Halfway through (at this point, about 2 am), we are treated to St. John’s Paschal homily that urges all to come join in the Feast, regardless of how much you may or may not have prepared by fasting.  It’s a sermon preached more than 1500 years ago.  Followed by our own priest, who began his sermon on the Prologue to John’s Gospel by assuring us that he had been reminded by his wife that it was, after all, almost 2:30 am.


After we all partook in the Eucharist, the service came to an end, or rather moved from the sanctuary to the fellowship room where all the families had brought special baskets full of all the foods that we had not been eating for the past 50 days.  The baskets were blessed with prayer and holy water, and the feasting began.  Sausages, hams, cheeses, stuffed shells, casseroles, chicken fingers, lots and lots of brightly colored eggs, bottles of wine and beer, not to mention cheese cakes, custards, chocolate candies, and my chocolate sour cream pound cake.  And a whole lot more. With lots of Paschal greetings – ‘Christ is risen!’  ‘Indeed He is risen!’  It was glorious!  A real celebration, with lots of energy, good conversation, getting up for seconds and thirds (we were hungry, having had to fast before participating in the Eucharist). 


The entire experience was a sensual feast – of the eyes with the vestments, the candles, the icons the people; of the ears with the chanting and hymns and prayers and then the bells of celebration; of the mouth with the Eucharist and then the paschal feasting; and of the body with the crossings and bowings and prostrations and processions.  Every part was engaged.  It took a long time.  But since nobody had anyplace else they had to be in the middle of the night, time was forgotten.  We could just join the river of the liturgy and flow with it until we were done.


It was strange making my way home at 4:30 AM, which is usually just past the time I’m getting up to go to work in the morning.  Even more strange was going on a long run at 11:00 AM just as the Methodists and the Presbyterians and the Baptists down the street were all arriving in the Easter Sunday best for their hour-or-so-long celebration of Easter.  I found myself running to the rhythms and harmonies of the hymns and chants I had worked so hard to master just a few hours before.


Attending an Easter service that stared just before Midnight and went on for almost four hours is hard.  So is trying to master the different ‘tones’ for the chants, they different tunes for the hymns, they different harmonies that go along with them, not to mention the protocols of when to bow, what to kiss, when to cross.  Oh and did I mention that we stand for our services – for the whole thing, except with the priest is preaching?  With so many trees it might be easy to miss the forest.  But the opposite is also true.  We are surrounded by churches of all kinds who in their zeal to simplify remove so many of the trees that the forest is reduced to clear-cut nothingness.  I for one would much prefer too much than not enough.  Too much content.  Too much theology.  Too much Scripture.  Too much meaning.  Too much Christ.  Too much Theotokos.  Too much holy Trinity.  But maybe that’s just me.

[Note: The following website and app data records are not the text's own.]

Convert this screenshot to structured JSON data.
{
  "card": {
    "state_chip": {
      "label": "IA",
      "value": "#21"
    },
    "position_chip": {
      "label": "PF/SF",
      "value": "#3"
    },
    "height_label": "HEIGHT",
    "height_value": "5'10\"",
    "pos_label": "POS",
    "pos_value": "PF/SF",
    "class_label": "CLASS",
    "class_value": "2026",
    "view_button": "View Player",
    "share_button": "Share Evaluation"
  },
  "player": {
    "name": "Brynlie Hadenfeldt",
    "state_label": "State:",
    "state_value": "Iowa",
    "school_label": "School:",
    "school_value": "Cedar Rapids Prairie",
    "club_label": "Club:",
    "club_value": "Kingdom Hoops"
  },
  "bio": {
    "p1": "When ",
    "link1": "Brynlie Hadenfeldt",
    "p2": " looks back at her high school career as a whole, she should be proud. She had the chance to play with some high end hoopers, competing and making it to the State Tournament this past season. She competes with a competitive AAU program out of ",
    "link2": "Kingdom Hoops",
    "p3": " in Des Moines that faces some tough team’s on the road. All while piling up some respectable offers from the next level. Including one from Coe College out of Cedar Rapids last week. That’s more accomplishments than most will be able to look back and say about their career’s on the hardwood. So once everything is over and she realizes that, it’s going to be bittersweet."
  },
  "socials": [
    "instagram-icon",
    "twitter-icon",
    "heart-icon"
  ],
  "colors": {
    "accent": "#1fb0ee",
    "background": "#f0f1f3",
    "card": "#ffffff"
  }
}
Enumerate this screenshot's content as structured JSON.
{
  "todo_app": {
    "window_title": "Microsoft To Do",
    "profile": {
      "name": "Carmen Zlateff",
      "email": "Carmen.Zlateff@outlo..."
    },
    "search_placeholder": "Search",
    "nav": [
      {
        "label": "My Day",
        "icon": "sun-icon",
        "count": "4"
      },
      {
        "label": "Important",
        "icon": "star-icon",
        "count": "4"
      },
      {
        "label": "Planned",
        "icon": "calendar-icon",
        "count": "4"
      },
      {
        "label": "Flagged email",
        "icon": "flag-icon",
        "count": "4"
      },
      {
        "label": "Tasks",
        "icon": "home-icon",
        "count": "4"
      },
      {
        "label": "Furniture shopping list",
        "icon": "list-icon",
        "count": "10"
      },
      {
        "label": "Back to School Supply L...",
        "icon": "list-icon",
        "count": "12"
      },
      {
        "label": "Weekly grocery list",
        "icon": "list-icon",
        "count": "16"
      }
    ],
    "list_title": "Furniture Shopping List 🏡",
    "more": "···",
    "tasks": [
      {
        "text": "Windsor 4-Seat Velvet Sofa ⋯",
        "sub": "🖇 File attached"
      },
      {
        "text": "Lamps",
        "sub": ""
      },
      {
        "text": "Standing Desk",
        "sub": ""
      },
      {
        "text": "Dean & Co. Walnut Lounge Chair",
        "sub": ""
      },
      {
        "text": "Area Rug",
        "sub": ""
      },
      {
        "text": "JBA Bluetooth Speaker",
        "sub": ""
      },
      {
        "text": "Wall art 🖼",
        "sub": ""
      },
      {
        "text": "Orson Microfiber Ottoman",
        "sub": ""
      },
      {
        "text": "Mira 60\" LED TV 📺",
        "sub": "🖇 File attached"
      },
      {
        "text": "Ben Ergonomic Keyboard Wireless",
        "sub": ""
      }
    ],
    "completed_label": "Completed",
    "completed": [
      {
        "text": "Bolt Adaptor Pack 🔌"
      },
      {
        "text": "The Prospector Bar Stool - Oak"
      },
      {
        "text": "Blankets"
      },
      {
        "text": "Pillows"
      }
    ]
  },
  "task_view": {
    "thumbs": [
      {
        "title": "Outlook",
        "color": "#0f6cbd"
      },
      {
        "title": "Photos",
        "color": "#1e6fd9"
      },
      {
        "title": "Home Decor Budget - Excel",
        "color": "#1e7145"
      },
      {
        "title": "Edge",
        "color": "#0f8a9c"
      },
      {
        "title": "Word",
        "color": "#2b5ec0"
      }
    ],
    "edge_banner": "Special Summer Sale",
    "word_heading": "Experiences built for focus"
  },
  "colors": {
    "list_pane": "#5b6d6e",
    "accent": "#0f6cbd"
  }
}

Definitely not easy.  Overwhelming in both form and content.  Hard Christianity.  But so very worth it.